BELGIUM Brussels Air Agencies Belgium 153 A Vilvoordelaan 1930 Zaventem ☎ +32 (0) 27126427

Airport Ticket Offices

Istanbul AVIAREPS Cumhuriyet Cad. Pertev Apt. No:3 D:5 Taksim, 34437 Istanbul, Turkey ☎ +90 212 297 48 53 F: +90 212 297 4854

Sabiha Gökçen International Airport Airport Ticket Office Merkur ☎ +902165888800 F: +902165888801

UKRAINE Kiev airBaltic Ukraine 52 Bohdana Khmelnytshkoho Str. 01030 Kiev ☎ +380 442382649/68

Airport Borispol Terminal D Airport Ticket Office Swissport Ukraine LL ☎ +380 445 916 902


Odessa International Airport Airport Ticket Office airBaltic / Londonskaya LTD

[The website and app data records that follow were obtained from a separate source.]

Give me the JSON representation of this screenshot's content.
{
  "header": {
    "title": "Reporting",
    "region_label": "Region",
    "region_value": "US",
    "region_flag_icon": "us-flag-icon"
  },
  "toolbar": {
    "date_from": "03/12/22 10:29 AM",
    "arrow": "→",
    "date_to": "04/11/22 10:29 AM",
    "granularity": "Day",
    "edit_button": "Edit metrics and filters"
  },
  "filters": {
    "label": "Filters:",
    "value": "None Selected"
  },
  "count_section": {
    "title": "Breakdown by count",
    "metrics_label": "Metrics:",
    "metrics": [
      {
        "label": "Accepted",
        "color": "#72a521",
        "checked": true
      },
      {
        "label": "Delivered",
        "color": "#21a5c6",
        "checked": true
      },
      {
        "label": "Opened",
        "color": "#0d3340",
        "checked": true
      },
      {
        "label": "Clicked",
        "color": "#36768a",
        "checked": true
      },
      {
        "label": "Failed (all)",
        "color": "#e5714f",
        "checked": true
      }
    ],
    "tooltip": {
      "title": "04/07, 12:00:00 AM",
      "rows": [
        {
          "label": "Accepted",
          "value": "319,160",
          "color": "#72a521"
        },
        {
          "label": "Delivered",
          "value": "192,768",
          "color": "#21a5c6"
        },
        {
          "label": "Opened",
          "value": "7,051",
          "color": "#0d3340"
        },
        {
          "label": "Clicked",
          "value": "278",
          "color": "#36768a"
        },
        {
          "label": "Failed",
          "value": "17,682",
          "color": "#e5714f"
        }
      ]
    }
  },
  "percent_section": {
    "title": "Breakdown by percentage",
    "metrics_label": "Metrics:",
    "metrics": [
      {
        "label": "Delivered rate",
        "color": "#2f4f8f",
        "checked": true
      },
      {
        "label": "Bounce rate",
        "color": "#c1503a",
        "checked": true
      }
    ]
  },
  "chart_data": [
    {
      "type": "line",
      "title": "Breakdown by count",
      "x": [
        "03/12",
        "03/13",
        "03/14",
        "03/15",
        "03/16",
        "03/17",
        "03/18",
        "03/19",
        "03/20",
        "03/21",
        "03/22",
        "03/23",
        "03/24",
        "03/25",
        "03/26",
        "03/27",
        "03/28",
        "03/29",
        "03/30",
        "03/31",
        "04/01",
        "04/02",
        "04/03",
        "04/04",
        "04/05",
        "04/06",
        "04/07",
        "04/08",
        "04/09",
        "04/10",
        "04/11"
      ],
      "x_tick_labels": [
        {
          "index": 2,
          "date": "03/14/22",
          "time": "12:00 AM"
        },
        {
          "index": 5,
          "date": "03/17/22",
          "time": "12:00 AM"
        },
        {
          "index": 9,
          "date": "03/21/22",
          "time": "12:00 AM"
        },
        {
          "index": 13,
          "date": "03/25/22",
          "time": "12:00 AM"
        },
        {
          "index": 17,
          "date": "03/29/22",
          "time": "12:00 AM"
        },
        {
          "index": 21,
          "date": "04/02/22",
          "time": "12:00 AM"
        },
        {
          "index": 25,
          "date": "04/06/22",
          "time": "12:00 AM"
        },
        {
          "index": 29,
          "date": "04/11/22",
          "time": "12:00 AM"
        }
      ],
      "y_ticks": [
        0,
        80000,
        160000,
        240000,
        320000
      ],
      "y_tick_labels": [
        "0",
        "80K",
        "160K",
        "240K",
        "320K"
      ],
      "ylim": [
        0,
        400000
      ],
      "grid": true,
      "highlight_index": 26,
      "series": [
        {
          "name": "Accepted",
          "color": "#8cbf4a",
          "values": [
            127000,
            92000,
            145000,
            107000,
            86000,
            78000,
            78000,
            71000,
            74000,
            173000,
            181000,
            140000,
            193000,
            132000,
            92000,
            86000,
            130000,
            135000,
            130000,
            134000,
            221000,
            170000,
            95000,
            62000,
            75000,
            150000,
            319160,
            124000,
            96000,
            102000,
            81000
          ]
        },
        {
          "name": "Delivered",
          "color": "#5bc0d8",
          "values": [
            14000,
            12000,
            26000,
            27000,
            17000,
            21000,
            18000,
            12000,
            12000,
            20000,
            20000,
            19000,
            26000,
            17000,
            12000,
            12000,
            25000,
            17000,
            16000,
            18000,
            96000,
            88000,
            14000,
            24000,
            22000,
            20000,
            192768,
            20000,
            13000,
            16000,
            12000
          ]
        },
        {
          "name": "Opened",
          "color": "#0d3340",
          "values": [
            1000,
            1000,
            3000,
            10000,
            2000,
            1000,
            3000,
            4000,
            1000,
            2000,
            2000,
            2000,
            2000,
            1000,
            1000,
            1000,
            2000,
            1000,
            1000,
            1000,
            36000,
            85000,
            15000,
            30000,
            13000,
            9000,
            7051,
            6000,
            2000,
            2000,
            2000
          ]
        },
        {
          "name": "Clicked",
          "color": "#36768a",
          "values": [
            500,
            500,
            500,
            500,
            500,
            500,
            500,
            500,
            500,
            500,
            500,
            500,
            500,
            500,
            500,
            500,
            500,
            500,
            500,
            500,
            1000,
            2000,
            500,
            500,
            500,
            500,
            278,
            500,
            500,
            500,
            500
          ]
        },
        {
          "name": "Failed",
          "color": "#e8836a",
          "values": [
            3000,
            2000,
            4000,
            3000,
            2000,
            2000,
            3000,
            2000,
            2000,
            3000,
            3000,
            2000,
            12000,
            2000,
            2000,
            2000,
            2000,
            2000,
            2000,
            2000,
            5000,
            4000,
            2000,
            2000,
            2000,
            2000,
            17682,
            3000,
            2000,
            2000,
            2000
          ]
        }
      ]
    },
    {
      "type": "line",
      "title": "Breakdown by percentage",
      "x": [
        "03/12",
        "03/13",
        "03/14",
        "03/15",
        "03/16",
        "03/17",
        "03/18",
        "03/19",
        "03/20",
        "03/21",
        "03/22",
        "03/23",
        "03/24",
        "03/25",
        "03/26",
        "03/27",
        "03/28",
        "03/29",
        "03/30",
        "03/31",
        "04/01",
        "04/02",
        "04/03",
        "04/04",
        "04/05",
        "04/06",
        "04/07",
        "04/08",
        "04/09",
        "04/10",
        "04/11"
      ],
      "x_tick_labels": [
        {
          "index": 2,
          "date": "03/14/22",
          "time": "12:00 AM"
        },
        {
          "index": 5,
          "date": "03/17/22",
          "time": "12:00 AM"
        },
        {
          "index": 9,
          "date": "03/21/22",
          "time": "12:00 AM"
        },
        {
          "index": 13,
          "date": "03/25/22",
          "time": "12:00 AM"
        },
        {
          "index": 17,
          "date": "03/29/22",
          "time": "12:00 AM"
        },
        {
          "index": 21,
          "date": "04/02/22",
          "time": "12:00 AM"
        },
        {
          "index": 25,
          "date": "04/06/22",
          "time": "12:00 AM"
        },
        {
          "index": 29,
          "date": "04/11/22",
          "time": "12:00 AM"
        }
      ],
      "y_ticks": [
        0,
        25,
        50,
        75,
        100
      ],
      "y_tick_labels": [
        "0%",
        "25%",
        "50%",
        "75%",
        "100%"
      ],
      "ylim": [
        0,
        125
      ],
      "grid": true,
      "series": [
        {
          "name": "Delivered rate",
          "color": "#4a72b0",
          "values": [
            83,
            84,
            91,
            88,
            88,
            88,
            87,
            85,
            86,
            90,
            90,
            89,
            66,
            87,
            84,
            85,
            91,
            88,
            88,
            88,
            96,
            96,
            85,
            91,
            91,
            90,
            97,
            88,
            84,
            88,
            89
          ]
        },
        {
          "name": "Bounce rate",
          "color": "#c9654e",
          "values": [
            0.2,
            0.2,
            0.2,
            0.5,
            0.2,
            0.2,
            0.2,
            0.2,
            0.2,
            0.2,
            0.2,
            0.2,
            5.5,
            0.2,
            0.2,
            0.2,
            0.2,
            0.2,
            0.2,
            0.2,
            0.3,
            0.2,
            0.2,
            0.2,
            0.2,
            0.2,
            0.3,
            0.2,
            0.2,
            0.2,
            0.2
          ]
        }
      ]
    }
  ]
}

Simferopol Aiport Airport Ticket Office Krymaviaservice ☎ +380 652 595321

UNITED KINGDOM London Aviacircle Building D, 2nd floor 28-29 The Quadrant Business Centre 135 Salusbury Road, London NW6 6RJ ☎ +44 870 774 2253 USA New York airBaltic USA 1 Penn Plaza, Suite 1416 NY 10119 ☎ +1 - 877 359 2258 ☎ +1 - 646 300 7727 Chicago 101 N.Wacker Dr Suite 350 Chicago, Il 60606 ☎ +1 - 877 359 2258 ☎ +1 - 312 269 9333 F: +1 - 312 269 0222 Los Angeles 16250, Ventura Blvd Suite 115 Encino, CA 91436 ☎ +1 - 818 990 9215 ☎ +1 - 855 284 2967 F: +1 - 818 501 2098 Houston 3050 Post Oak Boulevard Suite 1320 Houston, TX 77056, USA ☎ +1 - 713 626 0134 ☎ +1 - 855 284 2967 F: +1 - 713 626 1905 UZBEKISTAN Tashkent APG CENTRAL ASIA Kichik Beshagach str.,104 A Tashkent 100015 ☎ + 998 71 1209012

Airport Gatwick Airport Ticket Office Skybreak Terminal S

Baltic Outlook May 2013  
Baltic Outlook May 2013